Jessica Coffman is a Program Manager for the WV Prevention Research Center in WVU’s School of Public Health. She has been with WVU since 2002. She holds a Bachelor’s degree in History and was awarded the Master of Arts degree from Appalachian State University in Appalachian Studies in 2002. Ms. Coffman has a particular interest focusing on gender and minority studies in the Appalachian Region. She joined the West Virginia Prevention Research Center late in 2019 as the project manager for the Integrated Community Engagement Collaborative with Dr. Alfgeir Kristjansson. She currently works on several projects within the WVPRC helping to coordinate grant evaluation and qualitative research methods activities.
Amy Jo Hutchison is a born and raised West Virginian and began organizing in poor and marginalized communities across the state in 2017, using her lived experience of poverty to connect with people who share the same experience. In 2020, Amy Jo spoke to the U.S. House Committee on Oversight and Reform regarding the poverty level in Washington D.C. Her testimony went viral and has provided the opportunity to discuss poverty on a much broader stage. She is building a movement grounded in West Virginia, Rattle the Windows, with folks impacted by the issues, focused on economic justice. Email Amy Jo.
Dr. Traci Jarrett is a Research Assistant Professor in the WVU School of Public Health Department of Social and Behavioral Sciences and serves as the Research Lead of the project. She is a faculty member within the West Virginia Prevention Research Center and is housed at the University of Kentucky in Lexington, KY.
The Communications Team
Erin Beck is a writer, journalist, and native West Virginian. She grew up in Doddridge and Ritchie counties, then earned a bachelor’s degree in journalism. Her work has appeared in the Charleston Gazette-Mail, Mountain State Spotlight, The Register-Herald, and several other West Virginia publications.
Crystal Good (she/her/hers) is a writer-poet, performer, and publisher whose work seeks to trouble the Appalachian narrative toward inclusion and a more truthful representation. She is the founder and publisher of Black By God THE WEST VIRGINIAN, a print and multimedia publication centering Black voices to address the information gap. Crystal is the author of “Valley Girl” her debut poetry collection and holds the entirely made up (but totally sincere) office of Social Media Senator for the Digital District of West Virginia to encourage digital and political literacy. Crystal tweets @cgoodwoman
Blog post: Same story, same game– December 31, 2022
Blog post: How welcome is West Virginia? Autism and the search for support.
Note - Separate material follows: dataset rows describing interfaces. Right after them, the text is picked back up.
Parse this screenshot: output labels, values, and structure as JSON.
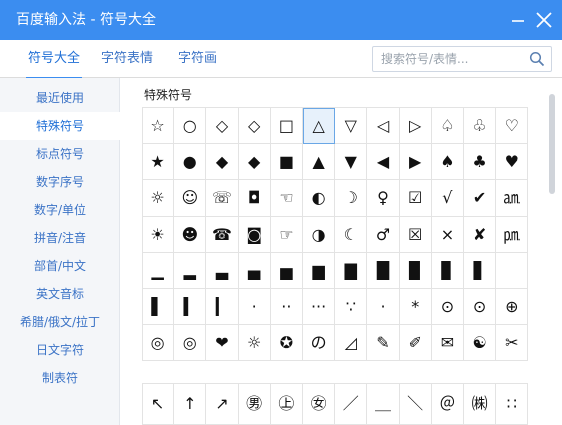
{
  "window": {
    "title": "百度输入法 - 符号大全"
  },
  "tabs": [
    {
      "label": "符号大全",
      "active": true
    },
    {
      "label": "字符表情",
      "active": false
    },
    {
      "label": "字符画",
      "active": false
    }
  ],
  "search": {
    "placeholder": "搜索符号/表情..."
  },
  "sidebar": {
    "items": [
      {
        "label": "最近使用",
        "active": false
      },
      {
        "label": "特殊符号",
        "active": true
      },
      {
        "label": "标点符号",
        "active": false
      },
      {
        "label": "数字序号",
        "active": false
      },
      {
        "label": "数字/单位",
        "active": false
      },
      {
        "label": "拼音/注音",
        "active": false
      },
      {
        "label": "部首/中文",
        "active": false
      },
      {
        "label": "英文音标",
        "active": false
      },
      {
        "label": "希腊/俄文/拉丁",
        "active": false
      },
      {
        "label": "日文字符",
        "active": false
      },
      {
        "label": "制表符",
        "active": false
      }
    ]
  },
  "section": {
    "title": "特殊符号"
  },
  "symbols_grid": [
    [
      "☆",
      "○",
      "◇",
      "◇",
      "□",
      "△",
      "▽",
      "◁",
      "▷",
      "♤",
      "♧",
      "♡"
    ],
    [
      "★",
      "●",
      "◆",
      "◆",
      "■",
      "▲",
      "▼",
      "◀",
      "▶",
      "♠",
      "♣",
      "♥"
    ],
    [
      "☼",
      "☺",
      "☏",
      "◘",
      "☜",
      "◐",
      "☽",
      "♀",
      "☑",
      "√",
      "✔",
      "㏂"
    ],
    [
      "☀",
      "☻",
      "☎",
      "◙",
      "☞",
      "◑",
      "☾",
      "♂",
      "☒",
      "×",
      "✘",
      "㏘"
    ],
    [
      "▁",
      "▂",
      "▃",
      "▄",
      "▅",
      "▆",
      "▇",
      "█",
      "▉",
      "▊",
      "▋",
      ""
    ],
    [
      "▌",
      "▍",
      "▎",
      "▏",
      "",
      "",
      "",
      "",
      "",
      "",
      "",
      ""
    ],
    [
      "◎",
      "◎",
      "❤",
      "☼",
      "✪",
      "の",
      "◿",
      "✎",
      "✐",
      "✉",
      "☯",
      "✂"
    ],
    [
      "↖",
      "↑",
      "↗",
      "㊚",
      "㊤",
      "㊛",
      "／",
      "＿",
      "＼",
      "＠",
      "㈱",
      "∷"
    ]
  ],
  "symbols_grid_cells": {
    "row4": [
      "▁",
      "▂",
      "▃",
      "▄",
      "▅",
      "▆",
      "▇",
      "█",
      "▉",
      "▊",
      "▋"
    ],
    "row5": [
      "▌",
      "▍",
      "▎",
      "·",
      "··",
      "···",
      "∵",
      "·",
      "*",
      "⊙",
      "⊙",
      "⊕"
    ]
  },
  "selected_cell": {
    "row": 0,
    "col": 5
  }
}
December 27, 2022
Blog post: Legislative meetings lack focus on all kids November 22, 2022
Blog post: Advocates, lawmakers accuse DHHR of withholding abuse records November 14, 2022
Blog post: The significant insignificance of Black maternal health in WV November 12, 2022
Blog post: “Like any other kid.” Representation matters in health care.– October 5, 2022
Blog post: What the data is and isn’t telling us September 2, 2022
Blog post: Everyone counts. Everyone should be counted. April 23, 2022